Project’s Client Luis Vargas Expected to Be Exonerated Monday
LOS ANGELES, November 20, 2015 – On Monday Judge William Ryan is expected to reverse the conviction of a man accused of three rapes based on new DNA evidence that links the crime to a serial rapist known for terrorizing Hispanic women in the Los Angeles area for nearly three decades.
The California Innocence Project at California Western School of Law requested new DNA testing for Luis Vargas, who has been in prison for 16 years for a crime he did not commit. DNA test results showed the crimes Vargas was convicted of were committed by the notorious “Teardrop Rapist,” who is known for a tattoo under his eye in the shape of a teardrop, and has never been caught.
On the day of his sentencing, Vargas presciently told the court, “I’m concerned [the] individual [who] really did these crimes might really be raping someone out there, might really be killing someone out there.” Vargas sent the Project a letter talking about the Teardrop Rapist and suggested the Project seek DNA testing of any remaining biological material.

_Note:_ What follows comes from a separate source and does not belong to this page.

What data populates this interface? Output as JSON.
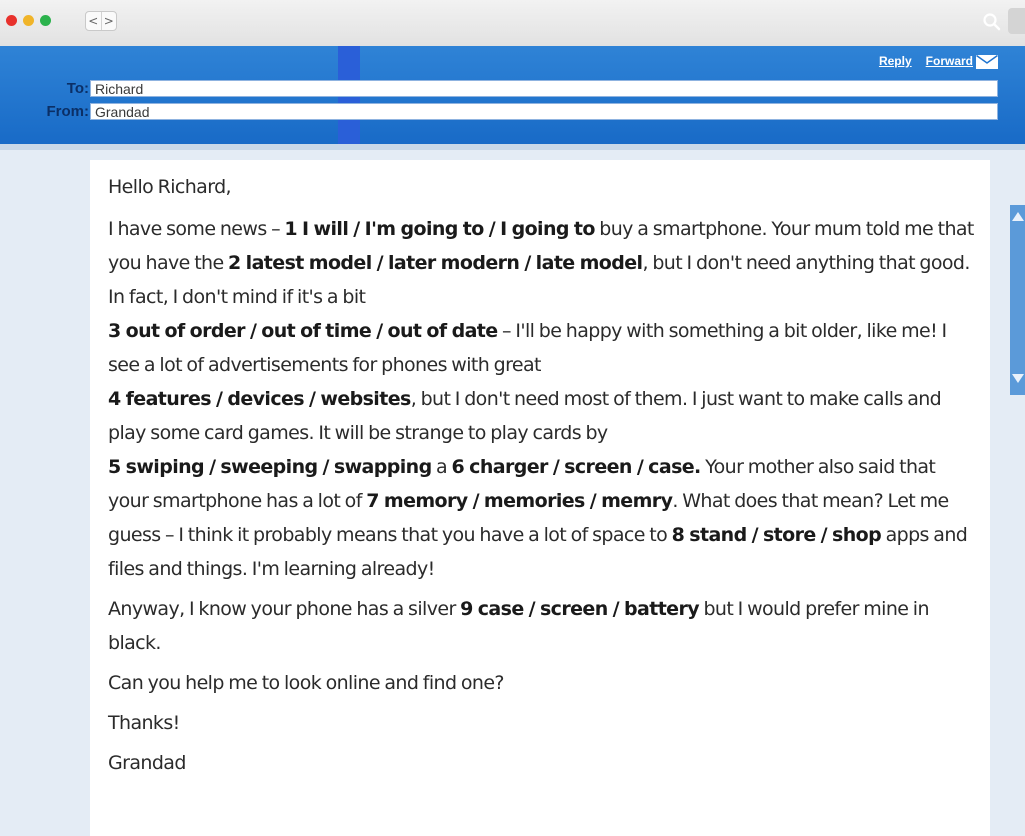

The true perpetrator in the case for which Vargas was wrongfully convicted sought out Hispanic women at bus stops in the early morning hours and asked for directions before forcing them into an alley. The crimes were so similar that police and prosecutors agreed at Vargas’s trial that they had to have been committed by the same person. The Teardrop Rapist had previously been linked to 11 crimes through DNA and suspected of approximately 35 total in the Los Angeles area, and is on the FBI’s most wanted list.

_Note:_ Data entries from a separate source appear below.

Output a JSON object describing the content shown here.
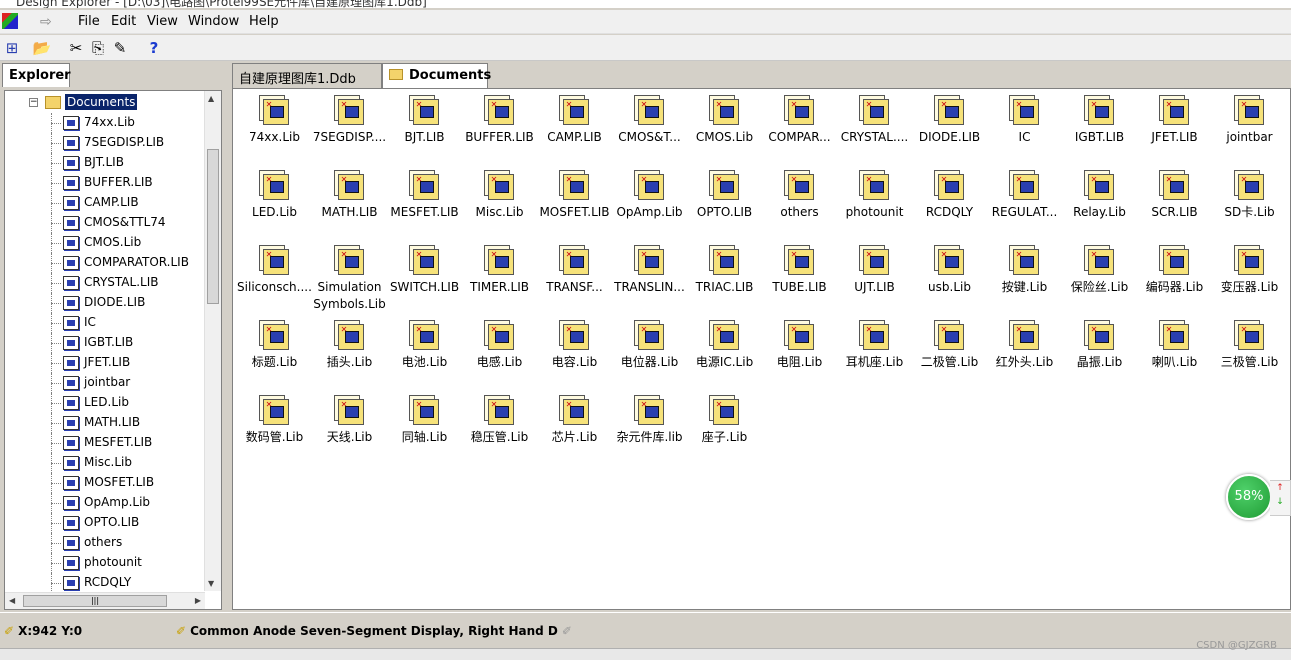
{
  "window": {
    "title": "Design Explorer - [D:\\03]\\电路图\\Protel99SE元件库\\自建原理图库1.Ddb]"
  },
  "menu": [
    "File",
    "Edit",
    "View",
    "Window",
    "Help"
  ],
  "toolbar": {
    "help_label": "?"
  },
  "explorer": {
    "tab_label": "Explorer",
    "root_label": "Documents",
    "items": [
      "74xx.Lib",
      "7SEGDISP.LIB",
      "BJT.LIB",
      "BUFFER.LIB",
      "CAMP.LIB",
      "CMOS&TTL74",
      "CMOS.Lib",
      "COMPARATOR.LIB",
      "CRYSTAL.LIB",
      "DIODE.LIB",
      "IC",
      "IGBT.LIB",
      "JFET.LIB",
      "jointbar",
      "LED.Lib",
      "MATH.LIB",
      "MESFET.LIB",
      "Misc.Lib",
      "MOSFET.LIB",
      "OpAmp.Lib",
      "OPTO.LIB",
      "others",
      "photounit",
      "RCDQLY"
    ]
  },
  "tabs": [
    {
      "label": "自建原理图库1.Ddb"
    },
    {
      "label": "Documents"
    }
  ],
  "files": [
    "74xx.Lib",
    "7SEGDISP....",
    "BJT.LIB",
    "BUFFER.LIB",
    "CAMP.LIB",
    "CMOS&T...",
    "CMOS.Lib",
    "COMPAR...",
    "CRYSTAL....",
    "DIODE.LIB",
    "IC",
    "IGBT.LIB",
    "JFET.LIB",
    "jointbar",
    "LED.Lib",
    "MATH.LIB",
    "MESFET.LIB",
    "Misc.Lib",
    "MOSFET.LIB",
    "OpAmp.Lib",
    "OPTO.LIB",
    "others",
    "photounit",
    "RCDQLY",
    "REGULAT...",
    "Relay.Lib",
    "SCR.LIB",
    "SD卡.Lib",
    "Siliconsch....",
    "Simulation Symbols.Lib",
    "SWITCH.LIB",
    "TIMER.LIB",
    "TRANSF...",
    "TRANSLIN...",
    "TRIAC.LIB",
    "TUBE.LIB",
    "UJT.LIB",
    "usb.Lib",
    "按键.Lib",
    "保险丝.Lib",
    "编码器.Lib",
    "变压器.Lib",
    "标题.Lib",
    "插头.Lib",
    "电池.Lib",
    "电感.Lib",
    "电容.Lib",
    "电位器.Lib",
    "电源IC.Lib",
    "电阻.Lib",
    "耳机座.Lib",
    "二极管.Lib",
    "红外头.Lib",
    "晶振.Lib",
    "喇叭.Lib",
    "三极管.Lib",
    "数码管.Lib",
    "天线.Lib",
    "同轴.Lib",
    "稳压管.Lib",
    "芯片.Lib",
    "杂元件库.lib",
    "座子.Lib"
  ],
  "status": {
    "coords": "X:942 Y:0",
    "message": "Common Anode Seven-Segment Display, Right Hand D"
  },
  "overlay": {
    "gauge_percent": "58%",
    "up_arrow": "↑",
    "down_arrow": "↓",
    "watermark": "CSDN @GJZGRB"
  }
}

Witnesses linked Vargas to the crime because he had a similar tattoo. Based solely on eyewitness identification, Vargas was wrongfully convicted of sexual assault and kidnapping of three women in 1999.
“Bad eyewitness identifications are one of the leading causes of wrongful convictions,” said Professor Justin Brooks, Director of the California Innocence Project. “It’s amazing that Vargas will finally be released after more than 16 years of wrongful incarceration. It’s time for him to get back to his family and his life. Hopefully, this new evidence will help police catch the true perpetrator.”
In late 2012, the California Innocence Project requested DNA testing of key pieces of evidence from the crimes that had never been examined at the time of Vargas’ conviction. The Los Angeles District Attorney’s office agreed to the testing. Based on the exculpatory results showing the Teardrop Rapist as the perpetrator, the Project filed a petition for writ of habeas corpus asking for his conviction to be reversed. After reviewing the petition, the DA’s office agreed the DNA results completely undermined the prosecution’s case and pointed unerringly to Vargas’s innocence.
“I’m so pleased that the Los Angeles County District Attorney’s Office agreed to examine the case and join us in the petition to reverse the conviction,” said Raquel Cohen, Staff Attorney of the California Innocence Project, the attorney who investigated the case, requested DNA testing, and ultimately filed the Petition for Writ of Habeas Corpus that exonerated Vargas. “This is how cases should be resolved.”
About the California Innocence Project
The California Innocence Project is a California Western School of Law clinical program dedicated to the release of wrongfully convicted inmates and providing an outstanding educational experience for students enrolled in the clinic. The California Innocence Project receives approximately 1,500 claims from inmates each year and has freed 20 wrongfully convicted clients since its inception. Read more at: http://CaliforniaInnocenceProject.org
California Western School of Law is the independent, ABA/AALS-accredited San Diego law school that prepares graduates for the practice of law through a carefully sequenced program of study combining traditional legal theory with hands-on learning in real and simulated client environments.
For five years in a row, California Western has been named to the President’s Higher Education Community Service Honor Roll in recognition of the school’s numerous community-focused projects including the California Innocence Project, Community Law Projects, Mediation Clinic, Bail Project, and more. Students, faculty, and staff yearly donate more than 20,000 pro bono and service hours to nonprofits, clinical programs, and law offices.
Read more stories of success on our website: CaliforniaWestern.edu